Obama's Poll Numbers: What it All Means

If you're a political junkie and you happened upon a few of the major opinion polls that were released Thursday, you might be a little confused.

Ipsos: "Obama's Approval Rating Holds Steady at 58%"

Gallup: "Obama Job Approval Edges Up to 56% - Rating up from administration low point of 52% early last week"

Quinnipiac: "Obama's Approval Drops To 50 Percent, Quinnipiac University National Poll Finds"

Naturally, anyone would be confused after seeing these three headlines.

Is President Obama in huge political trouble? Or do a majority of Americans approve of his job performance? Is he up, down or holding steady? What's the deal?

The simple answer is: who knows?

What we do know is that the Ipsos and Gallup polls are in line with other recent polls - including the CBS News/New York Times poll from last week - which show his approval rating hovering in the mid-to-high 50s.

Maybe, perhaps, Quinnipiac is onto something? It's worth watching to see if other polls start to show a significant downward trend. This could be the first indicator of Mr. Obama really sinking. Then again, it's as important to remember that it could simply be just an anomaly, however.

So, before buying into the overexcited analysis of specific polls and the resulting predictions of what will happen down the road because of said poll, it should be understood that drawing any larger conclusions, especially about the future, based on any single poll, is pure speculation, plain and simple.

Politics Daily's Walter Shapiro recently put it perfectly: "It is ludicrous to argue that polls taken during the first summer of a new presidency are an infallible predictor of anything. Like the stock market, political numbers fluctuate. In truth, most individual surveys are perishable – seeming wizardly windows into the future that are seer today and gone tomorrow. But the weight of polling over a period of months does help to illuminate larger political trends."

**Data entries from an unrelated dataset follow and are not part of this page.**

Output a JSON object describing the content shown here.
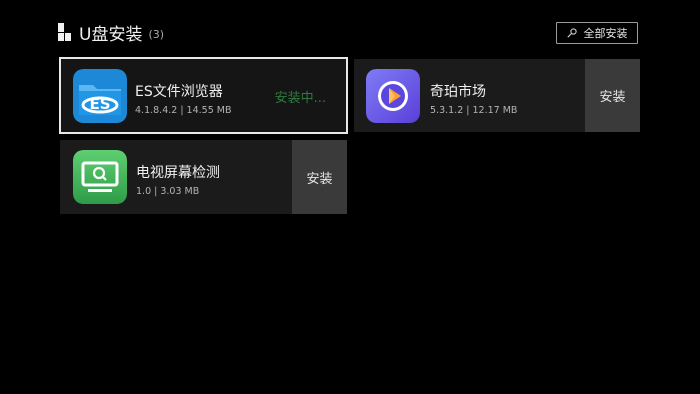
{
  "header": {
    "title": "U盘安装",
    "count": "(3)"
  },
  "install_all": {
    "label": "全部安装",
    "icon": "pin-icon"
  },
  "apps": [
    {
      "name": "ES文件浏览器",
      "meta": "4.1.8.4.2 | 14.55 MB",
      "status": "安装中...",
      "icon": "es-file-explorer-icon"
    },
    {
      "name": "奇珀市场",
      "meta": "5.3.1.2 | 12.17 MB",
      "button": "安装",
      "icon": "qipo-market-icon"
    },
    {
      "name": "电视屏幕检测",
      "meta": "1.0 | 3.03 MB",
      "button": "安装",
      "icon": "tv-screen-test-icon"
    }
  ],
  "colors": {
    "background": "#000000",
    "card": "#1b1b1b",
    "status_green": "#2f7a3f",
    "button": "#3a3a3a"
  }
}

During last year's political campaigns, some poll watchers got into the habit of averaging polls together in an attempt to get a better feeling of how candidates were doing. Pollsters cringe at this, mainly because it's a true mixture of apples and oranges: mixing different methodologies and lumping reputable and less-than-reputable polls together. To the average political watcher, though, it helped give a general sense of where candidates stood in the eyes of voters.

Without actually pulling out the calculator, trends are visible by simply looking at various polls over the course of time - especially highly-reputable polls.

And some of those trends can be found by digging a bit deeper into the specific questions asked in these polls.

Take health care, for instance: as the debate has heated up in recent weeks -- and Democrats and the president have had to play defense on the issue -- his numbers have consistently softened.

His approval rating on his handling of health care reform hovers in the low-to-mid 40s (39 percent in today's Quinnipiac poll), steadily dropping from the high-40s to low-50s just a couple of months ago.

Same goes for the economy: in April and May he was in the high-50s to low-60s; now he's consistently polling 10 points less than that.

Do you want real proof that these numbers are evidence of a trend? Simply check out what the president has been saying and doing recently.

Week of July 20: President Obama held health care-related events Monday-Thursday, and his weekly address on Saturday was on health care.

Week of July 27: President Obama held health care-related events Tuesday and Wednesday and an economy-related event on Friday. His weekly address on Saturday was about the economy.

The moral of the story: any given political poll is just a small part of the vista. Multiple polls over the course of time, evidenced by the reaction of the polls' subjects, is the best way to judge where politicians stand in the eyes of voters.

Steve Chaggaris is CBS News' Political Director. You can read more of his posts in Hotsheet here.

  • Steve Chaggaris

    Steve Chaggaris is CBS News' senior political editor.